**Directions**
All entries need to be written out again exactly, without their pictures.

Web page and app entries
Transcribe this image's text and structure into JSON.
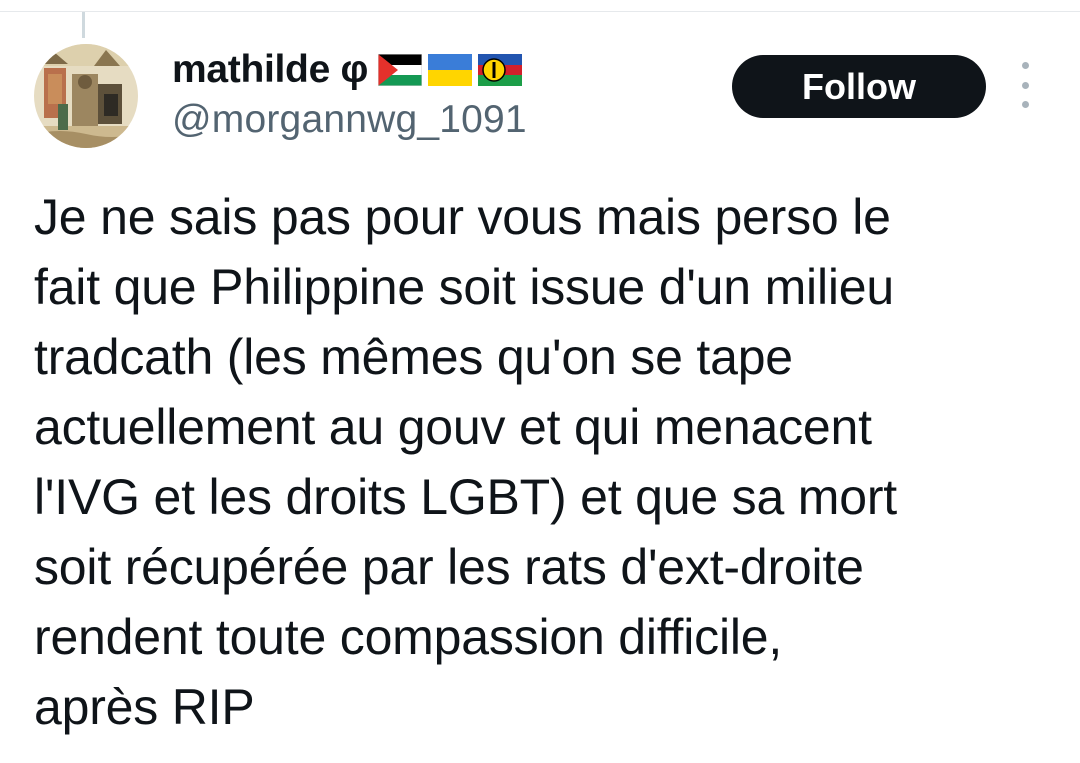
{
  "tweet": {
    "author": {
      "display_name": "mathilde φ",
      "handle": "@morgannwg_1091",
      "flags": [
        "palestine-flag",
        "ukraine-flag",
        "kanaky-flag"
      ]
    },
    "follow_label": "Follow",
    "more_icon": "more-vertical-icon",
    "text_lines": [
      "Je ne sais pas pour vous mais perso le",
      "fait que Philippine soit issue d'un milieu",
      "tradcath (les mêmes qu'on se tape",
      "actuellement au gouv et qui menacent",
      "l'IVG et les droits LGBT) et que sa mort",
      "soit récupérée par les rats d'ext-droite",
      "rendent toute compassion difficile,",
      "après RIP"
    ]
  },
  "colors": {
    "follow_bg": "#0f1419",
    "follow_text": "#ffffff",
    "handle": "#536471",
    "text": "#0f1419"
  }
}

**Your solution**
Transcribe this image's text and structure into JSON.
{
  "tweet": {
    "author": {
      "display_name": "mathilde φ",
      "handle": "@morgannwg_1091",
      "flags": [
        "palestine-flag",
        "ukraine-flag",
        "kanaky-flag"
      ]
    },
    "follow_label": "Follow",
    "more_icon": "more-vertical-icon",
    "text_lines": [
      "Je ne sais pas pour vous mais perso le",
      "fait que Philippine soit issue d'un milieu",
      "tradcath (les mêmes qu'on se tape",
      "actuellement au gouv et qui menacent",
      "l'IVG et les droits LGBT) et que sa mort",
      "soit récupérée par les rats d'ext-droite",
      "rendent toute compassion difficile,",
      "après RIP"
    ]
  },
  "colors": {
    "follow_bg": "#0f1419",
    "follow_text": "#ffffff",
    "handle": "#536471",
    "text": "#0f1419"
  }
}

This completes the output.